If you "google" family menu planning, you end up with over 87 million results in just a fraction of a second. I guess a lot of people really like to plan menus.
I know... because I did it. I was curious! And our internet isn't really all that fast.
I know that because I've also gone to those sites where you can check the current data transmission speed and ours here in the States is so much slower than I imagined (and was naively convinced) it would be when I was still sitting on the backside of the desert and waiting (sometimes three days) for another Dora episode from iTunes to download.
I'm digressing. Oops!
Back to menu planning. It used to be a pretty big deal for me. I used to be one of those women who grocery shopped once every two weeks, with a very specific list developed from a monthly menu plan. I loved it all the plotting, planning and researching. Sometimes several hours in a week were devoted to those activities. It forced me to be intentional about the food my family ate. I'd search for recipes and find new ones to try. One of the best pieces of advice I'd been given as a soon-to-be missionary living on the back side of the desert and responsible to prepare something more or less edible for my family to eat was to learn to cook from scratch... The veteran missionary who gave me that valuable piece of advice meant like totally from scratch, as in learn how to make your own tomato paste... and yogurt... and buttermilk... and marshmallows... all sorts of other things that I didn't even know you could make.
I spent a couple of years perfecting my strategy. I had a great reservoir of menu plans with things that I'd been told I'd be able to find in W. Africa and I knew how to make them all... from scratch. They were even edible, most of the time.
We landed in Niger the first time at the beginning of the lean season... the time of year when all the expats who could left town so stores and shops that imported food were only doing so sparingly... also the time of year when all crops were planted but not much was being or had been harvested.
Except for onions.
"Banish the onion!" became the cry of my children. They cried buckets of tears while chopping onions, until they figured out that swim goggles served a great second purpose. I considered writing a cook book entitled "201 to Eat Onions."
Okay... so that is a bit of hyperbole, but it certainly felt true. At least once the cooking started and those onions were sauteing, it always smelled like something delicious would be on the table in the immediate future.
Then, there was the week I went looking for butter... the store owner thought the trucks had been held up at the border.
Or the several weeks surrounding the bird flu scare? Niger stopped importing chickens and eggs, and the price (a staple in our diet) skyrocketed to no-longer-affordable for us.

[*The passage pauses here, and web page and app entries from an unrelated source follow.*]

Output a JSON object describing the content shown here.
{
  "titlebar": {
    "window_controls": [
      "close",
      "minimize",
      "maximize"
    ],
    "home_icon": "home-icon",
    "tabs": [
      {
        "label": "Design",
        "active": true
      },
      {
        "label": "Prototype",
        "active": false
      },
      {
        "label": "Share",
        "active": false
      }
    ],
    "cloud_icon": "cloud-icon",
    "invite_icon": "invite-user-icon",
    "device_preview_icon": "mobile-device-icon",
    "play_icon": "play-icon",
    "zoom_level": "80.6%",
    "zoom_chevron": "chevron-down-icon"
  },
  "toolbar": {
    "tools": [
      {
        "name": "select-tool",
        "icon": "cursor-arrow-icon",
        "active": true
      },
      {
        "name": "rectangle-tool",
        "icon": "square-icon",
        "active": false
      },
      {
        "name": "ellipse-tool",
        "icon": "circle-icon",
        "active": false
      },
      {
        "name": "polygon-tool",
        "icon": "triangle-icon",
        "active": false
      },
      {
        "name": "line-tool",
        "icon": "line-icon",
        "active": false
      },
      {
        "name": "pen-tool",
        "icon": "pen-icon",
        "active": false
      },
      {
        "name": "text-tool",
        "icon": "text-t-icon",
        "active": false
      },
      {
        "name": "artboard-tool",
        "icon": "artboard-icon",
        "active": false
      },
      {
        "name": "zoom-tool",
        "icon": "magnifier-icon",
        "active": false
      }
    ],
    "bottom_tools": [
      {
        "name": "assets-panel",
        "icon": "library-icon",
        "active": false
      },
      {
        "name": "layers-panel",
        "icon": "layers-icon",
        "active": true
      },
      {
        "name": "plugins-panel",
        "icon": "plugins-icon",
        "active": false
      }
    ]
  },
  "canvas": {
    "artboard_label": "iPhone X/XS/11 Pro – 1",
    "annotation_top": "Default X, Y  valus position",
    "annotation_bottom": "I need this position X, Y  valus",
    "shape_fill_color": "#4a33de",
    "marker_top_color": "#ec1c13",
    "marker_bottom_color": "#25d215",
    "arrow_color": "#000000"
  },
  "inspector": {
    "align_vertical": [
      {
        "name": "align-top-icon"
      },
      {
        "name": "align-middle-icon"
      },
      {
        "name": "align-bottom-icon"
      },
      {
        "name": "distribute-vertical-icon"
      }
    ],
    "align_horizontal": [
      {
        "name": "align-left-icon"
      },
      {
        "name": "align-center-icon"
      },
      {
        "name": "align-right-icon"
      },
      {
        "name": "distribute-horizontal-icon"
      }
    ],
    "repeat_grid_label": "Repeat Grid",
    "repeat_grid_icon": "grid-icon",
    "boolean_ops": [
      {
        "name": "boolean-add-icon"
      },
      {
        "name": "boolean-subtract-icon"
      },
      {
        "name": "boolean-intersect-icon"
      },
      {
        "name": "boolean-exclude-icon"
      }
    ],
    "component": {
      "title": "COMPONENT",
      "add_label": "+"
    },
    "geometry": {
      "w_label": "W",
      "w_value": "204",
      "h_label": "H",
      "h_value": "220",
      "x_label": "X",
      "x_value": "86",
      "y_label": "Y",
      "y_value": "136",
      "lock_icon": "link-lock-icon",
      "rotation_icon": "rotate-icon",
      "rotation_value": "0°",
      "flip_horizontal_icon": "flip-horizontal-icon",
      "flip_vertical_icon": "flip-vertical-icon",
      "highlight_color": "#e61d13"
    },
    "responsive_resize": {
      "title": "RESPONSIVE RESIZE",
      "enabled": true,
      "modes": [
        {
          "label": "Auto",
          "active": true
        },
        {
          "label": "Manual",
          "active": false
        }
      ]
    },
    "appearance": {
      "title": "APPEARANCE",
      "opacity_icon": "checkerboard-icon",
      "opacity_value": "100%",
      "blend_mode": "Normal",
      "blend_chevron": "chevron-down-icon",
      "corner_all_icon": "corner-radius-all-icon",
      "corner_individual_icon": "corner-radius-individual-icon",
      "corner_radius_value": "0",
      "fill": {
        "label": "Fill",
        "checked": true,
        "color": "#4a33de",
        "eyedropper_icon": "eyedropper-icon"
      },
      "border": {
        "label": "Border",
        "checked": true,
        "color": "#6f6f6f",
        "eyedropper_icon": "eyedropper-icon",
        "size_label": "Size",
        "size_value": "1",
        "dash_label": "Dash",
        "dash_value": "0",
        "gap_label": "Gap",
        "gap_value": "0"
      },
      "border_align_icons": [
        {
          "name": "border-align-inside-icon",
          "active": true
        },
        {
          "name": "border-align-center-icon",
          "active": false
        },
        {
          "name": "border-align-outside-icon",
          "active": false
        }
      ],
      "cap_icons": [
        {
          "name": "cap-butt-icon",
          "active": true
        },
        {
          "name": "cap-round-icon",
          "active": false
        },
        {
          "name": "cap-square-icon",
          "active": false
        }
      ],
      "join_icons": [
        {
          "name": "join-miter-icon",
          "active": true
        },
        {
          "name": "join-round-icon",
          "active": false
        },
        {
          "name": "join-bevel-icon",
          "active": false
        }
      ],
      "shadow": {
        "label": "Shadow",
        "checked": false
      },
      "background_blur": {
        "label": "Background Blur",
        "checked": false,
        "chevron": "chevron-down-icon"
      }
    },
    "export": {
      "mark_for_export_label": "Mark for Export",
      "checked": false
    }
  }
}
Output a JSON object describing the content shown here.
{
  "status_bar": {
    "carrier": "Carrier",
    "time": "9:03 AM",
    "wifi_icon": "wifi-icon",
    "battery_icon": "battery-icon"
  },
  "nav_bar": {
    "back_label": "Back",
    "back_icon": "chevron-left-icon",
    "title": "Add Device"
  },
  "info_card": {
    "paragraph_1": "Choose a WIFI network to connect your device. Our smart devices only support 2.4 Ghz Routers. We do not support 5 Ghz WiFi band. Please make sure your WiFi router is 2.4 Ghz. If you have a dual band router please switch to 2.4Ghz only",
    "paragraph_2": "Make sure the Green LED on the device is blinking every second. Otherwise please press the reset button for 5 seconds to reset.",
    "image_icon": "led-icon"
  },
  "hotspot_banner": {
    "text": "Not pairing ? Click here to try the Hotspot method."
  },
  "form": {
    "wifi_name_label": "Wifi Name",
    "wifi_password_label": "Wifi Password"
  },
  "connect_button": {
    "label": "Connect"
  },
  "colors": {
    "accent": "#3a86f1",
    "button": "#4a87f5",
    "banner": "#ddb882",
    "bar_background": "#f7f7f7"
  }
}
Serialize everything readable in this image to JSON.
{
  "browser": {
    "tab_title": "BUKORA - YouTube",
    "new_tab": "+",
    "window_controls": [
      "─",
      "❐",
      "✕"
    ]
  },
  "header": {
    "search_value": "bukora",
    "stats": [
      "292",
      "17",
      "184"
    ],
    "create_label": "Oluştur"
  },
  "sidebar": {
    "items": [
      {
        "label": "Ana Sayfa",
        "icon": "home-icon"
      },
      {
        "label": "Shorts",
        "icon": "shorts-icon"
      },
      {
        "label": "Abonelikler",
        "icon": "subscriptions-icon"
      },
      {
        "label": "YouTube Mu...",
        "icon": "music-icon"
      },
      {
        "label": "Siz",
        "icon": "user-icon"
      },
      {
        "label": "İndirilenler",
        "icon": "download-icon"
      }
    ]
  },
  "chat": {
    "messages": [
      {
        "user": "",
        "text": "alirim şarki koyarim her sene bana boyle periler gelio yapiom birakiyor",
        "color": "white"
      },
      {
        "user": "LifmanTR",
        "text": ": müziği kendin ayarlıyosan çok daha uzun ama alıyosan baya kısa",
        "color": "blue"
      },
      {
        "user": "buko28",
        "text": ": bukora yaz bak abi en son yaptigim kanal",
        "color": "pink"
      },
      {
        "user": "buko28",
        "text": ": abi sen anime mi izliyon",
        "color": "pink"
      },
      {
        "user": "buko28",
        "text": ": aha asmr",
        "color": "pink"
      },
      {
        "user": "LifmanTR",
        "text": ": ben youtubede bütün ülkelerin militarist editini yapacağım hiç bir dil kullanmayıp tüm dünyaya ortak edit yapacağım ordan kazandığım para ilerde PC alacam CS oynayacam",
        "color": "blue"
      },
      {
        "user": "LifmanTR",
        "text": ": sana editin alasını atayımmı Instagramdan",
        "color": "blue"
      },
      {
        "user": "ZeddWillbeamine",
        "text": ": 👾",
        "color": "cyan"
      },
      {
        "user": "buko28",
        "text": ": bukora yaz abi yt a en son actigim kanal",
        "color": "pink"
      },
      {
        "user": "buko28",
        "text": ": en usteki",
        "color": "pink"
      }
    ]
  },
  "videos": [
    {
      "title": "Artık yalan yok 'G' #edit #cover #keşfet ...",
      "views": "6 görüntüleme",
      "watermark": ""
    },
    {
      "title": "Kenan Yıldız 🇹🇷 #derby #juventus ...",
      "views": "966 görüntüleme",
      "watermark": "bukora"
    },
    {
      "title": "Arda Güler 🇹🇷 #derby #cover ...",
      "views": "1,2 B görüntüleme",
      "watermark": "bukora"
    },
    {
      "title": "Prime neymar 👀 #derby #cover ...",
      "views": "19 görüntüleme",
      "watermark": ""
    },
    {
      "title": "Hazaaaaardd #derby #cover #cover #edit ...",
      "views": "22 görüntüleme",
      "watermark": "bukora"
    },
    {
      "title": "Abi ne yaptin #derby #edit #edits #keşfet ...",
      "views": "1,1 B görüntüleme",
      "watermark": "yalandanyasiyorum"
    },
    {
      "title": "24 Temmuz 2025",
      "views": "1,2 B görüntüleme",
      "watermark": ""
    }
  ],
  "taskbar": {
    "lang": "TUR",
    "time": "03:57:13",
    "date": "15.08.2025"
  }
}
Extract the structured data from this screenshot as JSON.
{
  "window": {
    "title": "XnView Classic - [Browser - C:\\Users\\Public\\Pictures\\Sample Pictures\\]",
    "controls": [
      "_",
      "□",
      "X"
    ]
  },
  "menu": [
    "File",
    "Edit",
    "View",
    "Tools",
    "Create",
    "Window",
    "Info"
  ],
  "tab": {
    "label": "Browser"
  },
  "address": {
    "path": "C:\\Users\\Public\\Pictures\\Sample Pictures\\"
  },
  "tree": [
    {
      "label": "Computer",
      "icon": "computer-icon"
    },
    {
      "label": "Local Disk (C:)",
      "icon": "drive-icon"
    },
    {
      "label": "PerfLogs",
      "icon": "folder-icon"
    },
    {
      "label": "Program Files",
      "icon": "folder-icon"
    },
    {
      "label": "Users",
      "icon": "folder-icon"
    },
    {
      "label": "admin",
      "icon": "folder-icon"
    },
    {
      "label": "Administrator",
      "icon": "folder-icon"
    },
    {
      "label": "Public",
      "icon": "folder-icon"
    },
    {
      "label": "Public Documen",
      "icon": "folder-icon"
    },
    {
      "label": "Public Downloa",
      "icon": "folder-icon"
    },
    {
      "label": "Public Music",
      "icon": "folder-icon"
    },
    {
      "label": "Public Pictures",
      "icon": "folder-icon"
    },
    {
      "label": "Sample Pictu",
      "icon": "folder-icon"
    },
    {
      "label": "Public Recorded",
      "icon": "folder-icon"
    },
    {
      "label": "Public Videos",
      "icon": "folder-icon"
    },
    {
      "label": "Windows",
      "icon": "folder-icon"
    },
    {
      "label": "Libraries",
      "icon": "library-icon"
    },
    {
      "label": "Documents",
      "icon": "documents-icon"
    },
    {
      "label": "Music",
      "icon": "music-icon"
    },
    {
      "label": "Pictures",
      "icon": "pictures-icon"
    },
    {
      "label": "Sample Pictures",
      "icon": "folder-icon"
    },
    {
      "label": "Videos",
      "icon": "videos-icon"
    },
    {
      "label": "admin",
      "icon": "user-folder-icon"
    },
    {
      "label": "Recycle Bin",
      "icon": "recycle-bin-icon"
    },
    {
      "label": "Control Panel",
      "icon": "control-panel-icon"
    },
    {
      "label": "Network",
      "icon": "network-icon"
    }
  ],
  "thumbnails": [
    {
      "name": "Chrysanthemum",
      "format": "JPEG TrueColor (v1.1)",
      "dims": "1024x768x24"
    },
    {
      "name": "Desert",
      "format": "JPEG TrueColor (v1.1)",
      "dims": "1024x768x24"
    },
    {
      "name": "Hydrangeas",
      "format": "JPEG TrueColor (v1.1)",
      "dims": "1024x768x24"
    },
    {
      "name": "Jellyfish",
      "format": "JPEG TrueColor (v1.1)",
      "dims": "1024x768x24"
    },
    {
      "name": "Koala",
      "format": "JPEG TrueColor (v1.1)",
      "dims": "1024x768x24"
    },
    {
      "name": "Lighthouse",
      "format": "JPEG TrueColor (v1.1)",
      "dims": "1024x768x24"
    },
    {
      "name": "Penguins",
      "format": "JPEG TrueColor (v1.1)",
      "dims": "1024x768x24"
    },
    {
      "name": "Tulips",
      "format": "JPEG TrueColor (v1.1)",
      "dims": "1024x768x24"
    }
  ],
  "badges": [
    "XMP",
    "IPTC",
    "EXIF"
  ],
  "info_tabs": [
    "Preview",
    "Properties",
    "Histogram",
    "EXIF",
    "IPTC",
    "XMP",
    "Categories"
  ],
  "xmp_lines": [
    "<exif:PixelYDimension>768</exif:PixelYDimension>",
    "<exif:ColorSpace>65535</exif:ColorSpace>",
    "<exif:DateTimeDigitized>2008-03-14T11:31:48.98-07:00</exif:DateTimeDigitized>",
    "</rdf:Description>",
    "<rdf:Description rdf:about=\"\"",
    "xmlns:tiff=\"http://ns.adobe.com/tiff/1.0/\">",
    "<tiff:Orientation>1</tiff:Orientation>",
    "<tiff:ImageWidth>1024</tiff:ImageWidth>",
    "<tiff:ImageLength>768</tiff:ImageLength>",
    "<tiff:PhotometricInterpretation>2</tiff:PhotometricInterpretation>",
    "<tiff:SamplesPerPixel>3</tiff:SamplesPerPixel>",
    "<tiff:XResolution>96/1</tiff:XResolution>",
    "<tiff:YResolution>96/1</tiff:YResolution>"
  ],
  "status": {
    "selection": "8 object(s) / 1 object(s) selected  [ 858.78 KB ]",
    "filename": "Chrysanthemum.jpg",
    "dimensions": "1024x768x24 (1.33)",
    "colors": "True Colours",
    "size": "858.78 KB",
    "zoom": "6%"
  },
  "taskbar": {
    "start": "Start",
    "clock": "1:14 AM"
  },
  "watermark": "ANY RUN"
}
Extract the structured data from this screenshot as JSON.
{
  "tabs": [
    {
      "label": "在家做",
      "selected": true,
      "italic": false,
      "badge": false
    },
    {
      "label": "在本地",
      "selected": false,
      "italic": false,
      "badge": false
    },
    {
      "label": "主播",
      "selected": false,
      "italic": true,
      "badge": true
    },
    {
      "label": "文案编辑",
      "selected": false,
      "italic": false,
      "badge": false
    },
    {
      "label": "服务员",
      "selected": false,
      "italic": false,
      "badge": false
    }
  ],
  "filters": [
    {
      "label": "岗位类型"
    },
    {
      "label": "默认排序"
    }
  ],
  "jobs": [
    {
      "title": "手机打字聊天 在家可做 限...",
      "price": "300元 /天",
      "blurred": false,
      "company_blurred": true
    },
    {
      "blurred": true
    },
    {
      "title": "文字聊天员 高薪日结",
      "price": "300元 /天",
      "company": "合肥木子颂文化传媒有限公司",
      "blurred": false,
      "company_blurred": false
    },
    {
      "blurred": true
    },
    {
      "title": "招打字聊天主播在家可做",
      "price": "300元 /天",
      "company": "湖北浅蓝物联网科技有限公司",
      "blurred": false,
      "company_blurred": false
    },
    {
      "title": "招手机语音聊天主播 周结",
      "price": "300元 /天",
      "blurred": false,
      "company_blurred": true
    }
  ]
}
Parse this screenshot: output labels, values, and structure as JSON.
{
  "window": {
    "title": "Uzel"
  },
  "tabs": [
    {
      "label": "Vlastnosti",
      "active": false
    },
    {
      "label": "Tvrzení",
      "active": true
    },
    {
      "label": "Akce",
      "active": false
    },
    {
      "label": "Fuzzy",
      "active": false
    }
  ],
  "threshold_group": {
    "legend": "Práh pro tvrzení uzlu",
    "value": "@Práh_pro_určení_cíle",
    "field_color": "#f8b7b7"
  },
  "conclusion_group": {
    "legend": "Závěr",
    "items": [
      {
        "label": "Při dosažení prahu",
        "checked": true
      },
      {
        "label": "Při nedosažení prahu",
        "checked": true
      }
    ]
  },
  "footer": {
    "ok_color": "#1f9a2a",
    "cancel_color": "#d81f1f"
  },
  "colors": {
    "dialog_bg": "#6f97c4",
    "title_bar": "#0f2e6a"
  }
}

How do you bake a birthday cake for a birthday party where 20 five to seven year-olds were coming... without eggs...???
To read the rest of my learning-to-cook-overseas adventure
the important lesson I learned in the process,
please join me over at a life overseas: the missions conversation,
where I'm posting today!